== EXERCISE INPUT ==
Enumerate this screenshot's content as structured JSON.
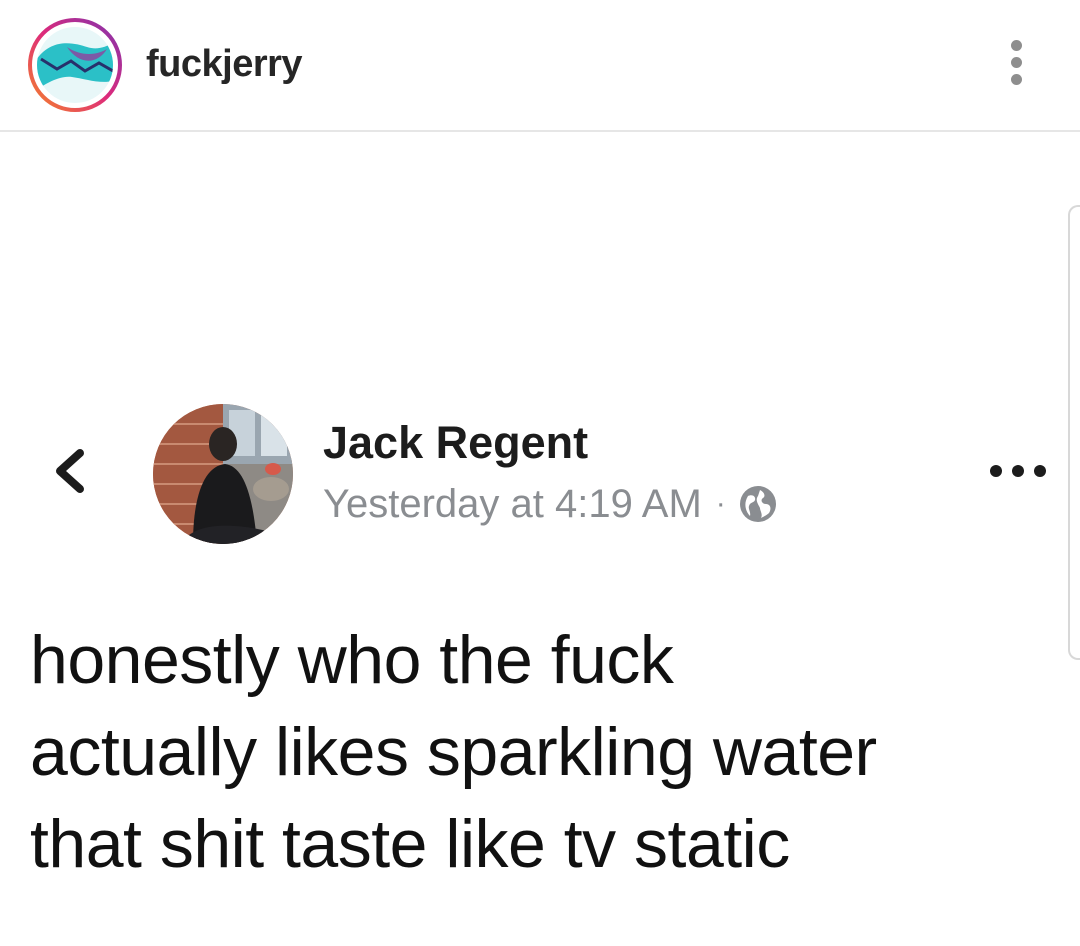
{
  "instagram": {
    "username": "fuckjerry",
    "avatar_icon": "wave-logo-icon",
    "more_icon": "vertical-ellipsis-icon"
  },
  "post": {
    "back_icon": "chevron-left-icon",
    "author": "Jack Regent",
    "timestamp": "Yesterday at 4:19 AM",
    "separator": "·",
    "privacy_icon": "globe-icon",
    "more_icon": "horizontal-ellipsis-icon",
    "text_lines": [
      "honestly who the fuck",
      "actually likes sparkling water",
      "that shit taste like tv static"
    ]
  },
  "colors": {
    "header_border": "#e6e6e6",
    "meta_gray": "#8a8d91",
    "ring_gradient": [
      "#f58529",
      "#dd2a7b",
      "#8134af"
    ],
    "logo_teal": "#2bc0c7"
  }
}
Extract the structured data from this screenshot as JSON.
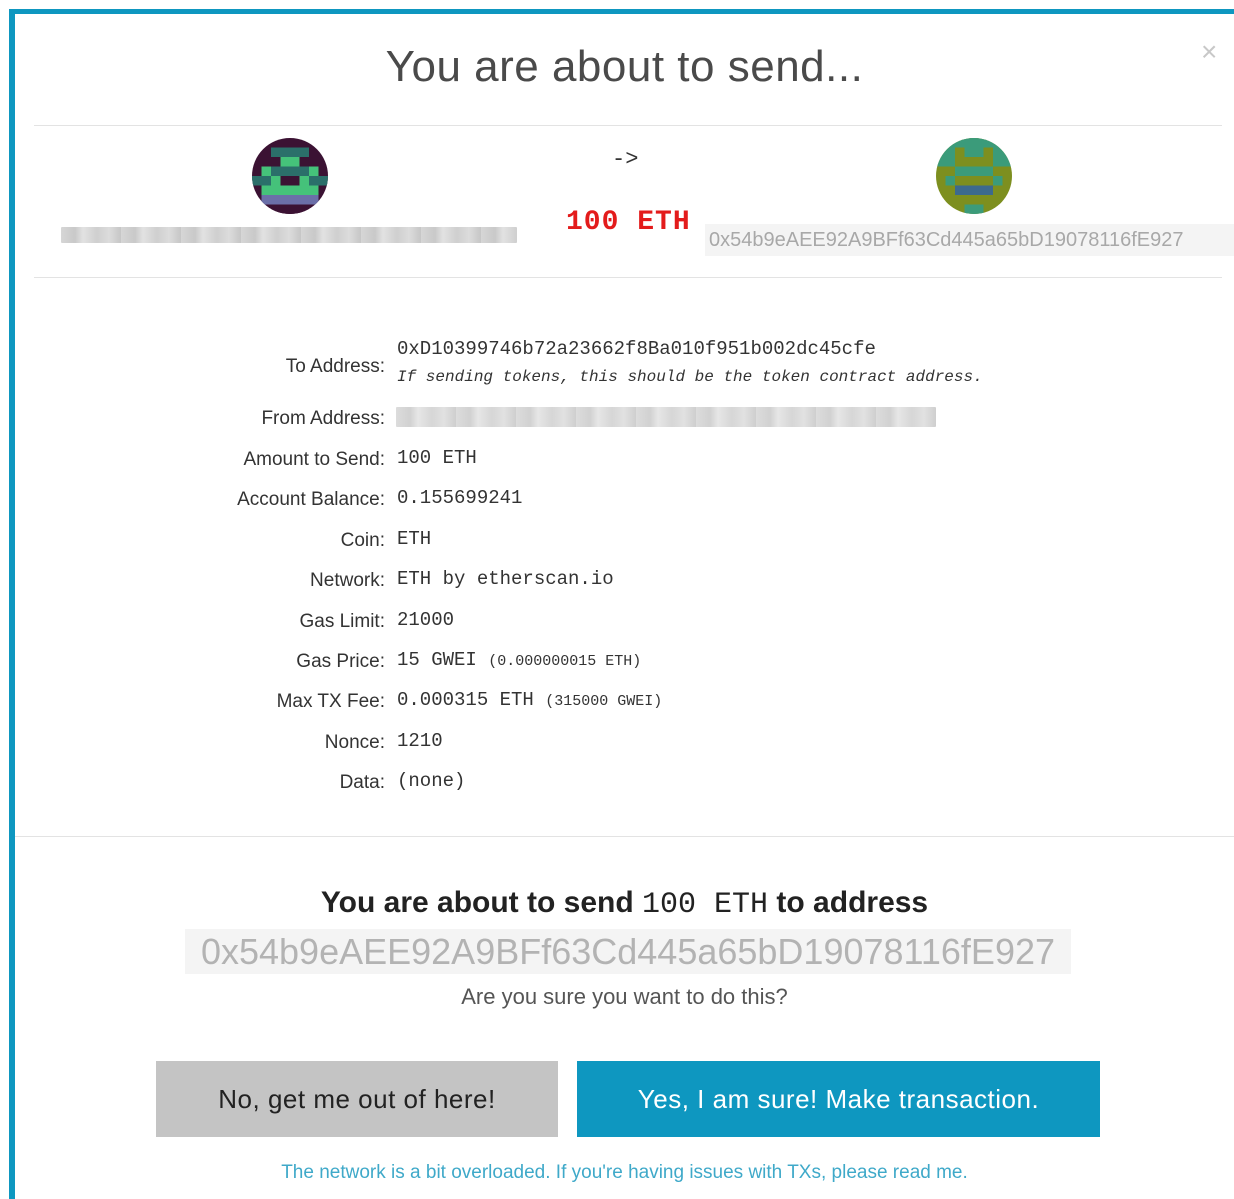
{
  "modal": {
    "title": "You are about to send...",
    "close_glyph": "×"
  },
  "summary": {
    "arrow": "->",
    "amount": "100 ETH",
    "to_address": "0x54b9eAEE92A9BFf63Cd445a65bD19078116fE927"
  },
  "details": {
    "to_label": "To Address:",
    "to_value": "0xD10399746b72a23662f8Ba010f951b002dc45cfe",
    "to_note": "If sending tokens, this should be the token contract address.",
    "from_label": "From Address:",
    "amount_label": "Amount to Send:",
    "amount_value": "100 ETH",
    "balance_label": "Account Balance:",
    "balance_value": "0.155699241",
    "coin_label": "Coin:",
    "coin_value": "ETH",
    "network_label": "Network:",
    "network_value": "ETH by etherscan.io",
    "gas_limit_label": "Gas Limit:",
    "gas_limit_value": "21000",
    "gas_price_label": "Gas Price:",
    "gas_price_value": "15 GWEI",
    "gas_price_eth": "(0.000000015 ETH)",
    "max_fee_label": "Max TX Fee:",
    "max_fee_value": "0.000315 ETH",
    "max_fee_gwei": "(315000 GWEI)",
    "nonce_label": "Nonce:",
    "nonce_value": "1210",
    "data_label": "Data:",
    "data_value": "(none)"
  },
  "confirm": {
    "prefix": "You are about to send",
    "amount": "100 ETH",
    "suffix": "to address",
    "address": "0x54b9eAEE92A9BFf63Cd445a65bD19078116fE927",
    "question": "Are you sure you want to do this?"
  },
  "buttons": {
    "no_label": "No, get me out of here!",
    "yes_label": "Yes, I am sure! Make transaction."
  },
  "footer": {
    "link_text": "The network is a bit overloaded. If you're having issues with TXs, please read me."
  },
  "colors": {
    "accent": "#0e97c0",
    "amount_red": "#e31b1b",
    "link": "#3fa9c9"
  },
  "icons": [
    "close-icon",
    "from-identicon",
    "to-identicon"
  ]
}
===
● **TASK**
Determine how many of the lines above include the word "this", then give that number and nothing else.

● **THE COMPLETED TASK**
4